* _TRY IT_
Each line from the material with the word "selected" in it must be copied.

= = = = = = =

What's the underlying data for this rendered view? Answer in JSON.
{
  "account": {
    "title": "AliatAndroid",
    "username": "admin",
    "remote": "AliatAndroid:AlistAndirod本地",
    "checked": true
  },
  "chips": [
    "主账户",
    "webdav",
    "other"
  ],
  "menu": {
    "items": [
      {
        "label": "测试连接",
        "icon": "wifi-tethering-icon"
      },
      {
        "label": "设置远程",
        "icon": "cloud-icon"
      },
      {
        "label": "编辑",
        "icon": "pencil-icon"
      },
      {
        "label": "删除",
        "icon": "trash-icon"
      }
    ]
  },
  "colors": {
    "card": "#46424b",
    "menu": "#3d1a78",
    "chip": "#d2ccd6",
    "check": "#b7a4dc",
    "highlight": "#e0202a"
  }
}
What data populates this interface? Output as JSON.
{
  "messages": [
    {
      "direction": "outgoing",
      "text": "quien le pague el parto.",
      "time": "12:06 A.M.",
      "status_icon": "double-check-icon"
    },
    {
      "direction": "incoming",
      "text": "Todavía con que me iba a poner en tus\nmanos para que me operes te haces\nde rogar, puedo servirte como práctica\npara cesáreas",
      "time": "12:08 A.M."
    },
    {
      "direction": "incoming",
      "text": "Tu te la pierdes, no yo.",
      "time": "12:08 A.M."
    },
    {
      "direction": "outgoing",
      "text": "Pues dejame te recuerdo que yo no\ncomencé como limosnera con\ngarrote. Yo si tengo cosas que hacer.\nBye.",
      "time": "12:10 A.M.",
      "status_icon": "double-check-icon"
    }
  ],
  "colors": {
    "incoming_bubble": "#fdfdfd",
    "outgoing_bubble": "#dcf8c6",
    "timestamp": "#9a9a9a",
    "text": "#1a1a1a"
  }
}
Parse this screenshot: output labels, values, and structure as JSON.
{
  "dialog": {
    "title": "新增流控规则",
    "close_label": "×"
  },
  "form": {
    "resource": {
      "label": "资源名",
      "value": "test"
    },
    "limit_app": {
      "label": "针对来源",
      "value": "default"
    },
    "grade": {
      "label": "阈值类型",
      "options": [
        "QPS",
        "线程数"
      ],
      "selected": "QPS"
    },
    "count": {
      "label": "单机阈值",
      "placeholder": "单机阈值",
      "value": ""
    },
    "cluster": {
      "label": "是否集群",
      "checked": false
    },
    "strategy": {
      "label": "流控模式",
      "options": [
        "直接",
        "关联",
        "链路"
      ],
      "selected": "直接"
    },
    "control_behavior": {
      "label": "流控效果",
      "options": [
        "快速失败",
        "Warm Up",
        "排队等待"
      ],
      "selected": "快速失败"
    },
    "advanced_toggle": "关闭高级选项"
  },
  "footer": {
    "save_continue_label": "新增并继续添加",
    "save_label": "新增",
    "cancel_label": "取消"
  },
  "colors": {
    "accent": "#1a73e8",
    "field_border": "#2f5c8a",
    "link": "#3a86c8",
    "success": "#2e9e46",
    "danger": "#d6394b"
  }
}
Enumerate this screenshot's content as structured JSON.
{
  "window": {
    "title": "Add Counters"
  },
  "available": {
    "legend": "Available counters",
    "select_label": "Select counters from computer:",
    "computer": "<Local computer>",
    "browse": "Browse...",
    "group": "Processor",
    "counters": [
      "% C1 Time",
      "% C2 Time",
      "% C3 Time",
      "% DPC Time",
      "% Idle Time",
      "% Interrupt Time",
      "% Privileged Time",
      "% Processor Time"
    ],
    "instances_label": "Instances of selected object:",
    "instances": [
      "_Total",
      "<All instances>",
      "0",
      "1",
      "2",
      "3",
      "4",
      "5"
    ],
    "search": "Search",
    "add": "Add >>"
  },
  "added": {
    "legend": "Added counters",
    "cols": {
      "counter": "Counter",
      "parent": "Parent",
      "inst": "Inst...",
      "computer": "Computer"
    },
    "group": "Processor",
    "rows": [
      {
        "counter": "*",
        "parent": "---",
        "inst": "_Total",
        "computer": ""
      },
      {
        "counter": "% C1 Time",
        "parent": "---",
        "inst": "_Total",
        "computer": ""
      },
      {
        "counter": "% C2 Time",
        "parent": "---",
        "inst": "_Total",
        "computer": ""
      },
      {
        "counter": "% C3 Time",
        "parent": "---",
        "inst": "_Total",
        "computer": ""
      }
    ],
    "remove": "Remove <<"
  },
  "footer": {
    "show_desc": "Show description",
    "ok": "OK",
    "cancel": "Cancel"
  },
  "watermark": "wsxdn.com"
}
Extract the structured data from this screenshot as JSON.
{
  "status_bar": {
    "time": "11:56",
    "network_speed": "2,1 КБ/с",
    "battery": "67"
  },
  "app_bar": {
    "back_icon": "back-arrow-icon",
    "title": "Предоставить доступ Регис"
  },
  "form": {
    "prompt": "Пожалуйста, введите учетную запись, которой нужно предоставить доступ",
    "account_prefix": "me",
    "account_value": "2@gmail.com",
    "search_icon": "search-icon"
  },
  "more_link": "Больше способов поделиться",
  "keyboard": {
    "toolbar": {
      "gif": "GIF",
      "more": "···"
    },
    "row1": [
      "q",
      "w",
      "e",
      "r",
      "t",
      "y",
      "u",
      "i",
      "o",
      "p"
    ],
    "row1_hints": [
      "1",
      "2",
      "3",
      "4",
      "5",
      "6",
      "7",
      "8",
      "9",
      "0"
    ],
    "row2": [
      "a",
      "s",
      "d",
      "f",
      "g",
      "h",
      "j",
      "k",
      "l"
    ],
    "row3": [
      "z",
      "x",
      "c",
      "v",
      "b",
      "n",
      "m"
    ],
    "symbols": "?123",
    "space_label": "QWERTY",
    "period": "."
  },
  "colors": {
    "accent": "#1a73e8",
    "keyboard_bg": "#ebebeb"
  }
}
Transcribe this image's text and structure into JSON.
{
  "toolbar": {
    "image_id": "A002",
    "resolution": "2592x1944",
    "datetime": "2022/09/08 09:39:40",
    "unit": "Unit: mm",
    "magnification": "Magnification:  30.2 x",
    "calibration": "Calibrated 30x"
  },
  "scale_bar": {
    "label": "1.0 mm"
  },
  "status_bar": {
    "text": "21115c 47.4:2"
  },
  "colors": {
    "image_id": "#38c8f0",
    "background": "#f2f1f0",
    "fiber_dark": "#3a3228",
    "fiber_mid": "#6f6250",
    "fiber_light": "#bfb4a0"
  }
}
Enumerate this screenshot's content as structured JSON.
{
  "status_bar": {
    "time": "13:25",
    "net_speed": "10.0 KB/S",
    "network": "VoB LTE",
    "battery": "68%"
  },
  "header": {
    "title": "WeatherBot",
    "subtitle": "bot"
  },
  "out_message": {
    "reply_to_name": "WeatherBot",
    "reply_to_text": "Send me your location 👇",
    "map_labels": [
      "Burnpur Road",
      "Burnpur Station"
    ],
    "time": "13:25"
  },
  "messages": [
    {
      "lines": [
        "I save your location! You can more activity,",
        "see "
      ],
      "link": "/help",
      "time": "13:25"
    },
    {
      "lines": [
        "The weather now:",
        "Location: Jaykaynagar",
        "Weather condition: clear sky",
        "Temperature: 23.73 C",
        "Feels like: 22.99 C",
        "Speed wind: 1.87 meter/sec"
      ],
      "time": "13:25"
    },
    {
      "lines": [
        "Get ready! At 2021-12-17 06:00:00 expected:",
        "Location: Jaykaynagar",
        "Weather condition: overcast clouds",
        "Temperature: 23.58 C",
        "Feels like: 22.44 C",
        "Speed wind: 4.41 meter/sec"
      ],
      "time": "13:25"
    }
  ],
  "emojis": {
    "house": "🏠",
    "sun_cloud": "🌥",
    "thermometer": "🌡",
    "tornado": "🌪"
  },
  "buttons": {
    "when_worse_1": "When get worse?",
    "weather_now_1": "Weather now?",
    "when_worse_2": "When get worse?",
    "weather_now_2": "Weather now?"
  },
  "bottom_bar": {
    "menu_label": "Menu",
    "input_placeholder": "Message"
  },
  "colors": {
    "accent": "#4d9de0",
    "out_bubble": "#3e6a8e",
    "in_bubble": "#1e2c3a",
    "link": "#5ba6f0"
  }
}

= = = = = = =

* _RESULT FOR THIS EXERCISE_
      "selected": "QPS"
      "selected": "直接"
      "selected": "快速失败"
    "instances_label": "Instances of selected object:",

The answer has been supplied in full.